  • From January 1, 2023, basic VAT rates will apply again, ranging from 8 to 23% for individual products (termination of the so-called anti-inflation shields, which will expire on December 31, 2022).
  • The VAT rates will again cover, among others: fertilizers, plant protection products and energy carriers such as natural gas, electricity and system heat.
  • The exception will be the extension of the anti-inflation shield for food, which will most likely be maintained by the government. In 2023, or at least for part of it (until mid-year), the VAT rate for food products will still be 0%.
  • From January 1, 2023, new category of VAT payers will be introduced to the VAT Act – VAT Group – it means a group of entities related financially, economically and organizationally, registered as a VAT payer.
  • Electronic invoicing, along with real-time tax submission, will become compulsory in Poland from 1 January 2024.

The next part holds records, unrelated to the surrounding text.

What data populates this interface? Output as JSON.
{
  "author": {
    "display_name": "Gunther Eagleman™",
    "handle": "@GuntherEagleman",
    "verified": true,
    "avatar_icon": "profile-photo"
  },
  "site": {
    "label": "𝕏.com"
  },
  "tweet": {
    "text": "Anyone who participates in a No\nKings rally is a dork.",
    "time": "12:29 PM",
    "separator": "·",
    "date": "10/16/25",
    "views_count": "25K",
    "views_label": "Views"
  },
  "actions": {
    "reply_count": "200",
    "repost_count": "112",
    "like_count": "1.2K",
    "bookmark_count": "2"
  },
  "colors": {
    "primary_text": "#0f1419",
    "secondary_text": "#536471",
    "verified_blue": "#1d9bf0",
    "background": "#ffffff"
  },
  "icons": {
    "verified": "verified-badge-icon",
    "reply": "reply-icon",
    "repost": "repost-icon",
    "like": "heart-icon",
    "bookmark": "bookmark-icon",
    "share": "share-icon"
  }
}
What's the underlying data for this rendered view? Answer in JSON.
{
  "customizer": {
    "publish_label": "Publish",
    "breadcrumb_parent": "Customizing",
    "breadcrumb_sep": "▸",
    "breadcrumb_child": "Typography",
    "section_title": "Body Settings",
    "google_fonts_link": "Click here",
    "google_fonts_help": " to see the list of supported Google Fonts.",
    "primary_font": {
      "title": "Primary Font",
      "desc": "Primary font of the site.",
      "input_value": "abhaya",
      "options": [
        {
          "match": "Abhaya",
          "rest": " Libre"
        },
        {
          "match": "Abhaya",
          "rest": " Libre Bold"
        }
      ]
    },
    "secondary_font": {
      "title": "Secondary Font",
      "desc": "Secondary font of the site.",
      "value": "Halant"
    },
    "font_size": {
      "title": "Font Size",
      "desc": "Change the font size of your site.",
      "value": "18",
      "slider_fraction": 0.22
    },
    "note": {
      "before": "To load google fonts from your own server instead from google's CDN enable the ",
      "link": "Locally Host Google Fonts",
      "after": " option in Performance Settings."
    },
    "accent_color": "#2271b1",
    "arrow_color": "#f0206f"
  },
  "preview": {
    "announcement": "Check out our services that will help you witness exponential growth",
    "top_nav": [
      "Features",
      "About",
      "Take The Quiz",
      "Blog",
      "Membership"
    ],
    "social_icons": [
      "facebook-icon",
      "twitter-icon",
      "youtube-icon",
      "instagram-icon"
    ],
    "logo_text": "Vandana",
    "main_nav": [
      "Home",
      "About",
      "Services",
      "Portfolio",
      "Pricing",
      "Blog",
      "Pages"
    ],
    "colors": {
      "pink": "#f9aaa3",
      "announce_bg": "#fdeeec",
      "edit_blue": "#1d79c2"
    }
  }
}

Transfer Pricing:

The key amendment repeals the requirement to follow the arm’s length principle and the documentation obligation for indirect “tax haven” transactions:

  • PLN 500 thousand (base threshold)
  • PLN 2.5 million (for financial transactions)

Withholding Tax:

The main purpose behind amending withholding tax (WHT) provisions is to relax the rules for tax collection – commonly referred to as the pay & refund mechanism – or make it more feasible

Other changes in tax law that are worth paying attention to:

  • Simplification of the relief for “bad debts” – no attachment for declaration submission required – change from January 1, 2023;
  • Simplification of the procedure for refunding tax on income from buildings;
  • CIT exemption of income of social enterprises;
  • Changes in SLIM VAT 3 – probably change from July 1, 2023;
  • The obligation to record turnover by car washes, including self-service ones.

ALTIOS Poland monitores tax law regulations in Poland and will inform you about the tax changes related to your specicfic business activity.

More content about Poland: click here

Altios, accompanied by Polish Investment & Trade Agency, organized a webinar on Vietnam as a destination for Polish companies.

April 2022

Click on the link below to watch the replay of this webinar:

Vietnam has become a new attractive destination for global investors. Despite the pandemic hard hit, Vietnam finished its 2021 with a 2.58% GDP growth and around 31 B USD of Foreign Direct Investment.

What are Vietnam’s strengths? How can it attract international investors? How to work with Vietnamese partners? Which are critical points for doing business in Vietnam?

The webinar took place on March 17th, 2022 from 9:00 to 10:00 a.m.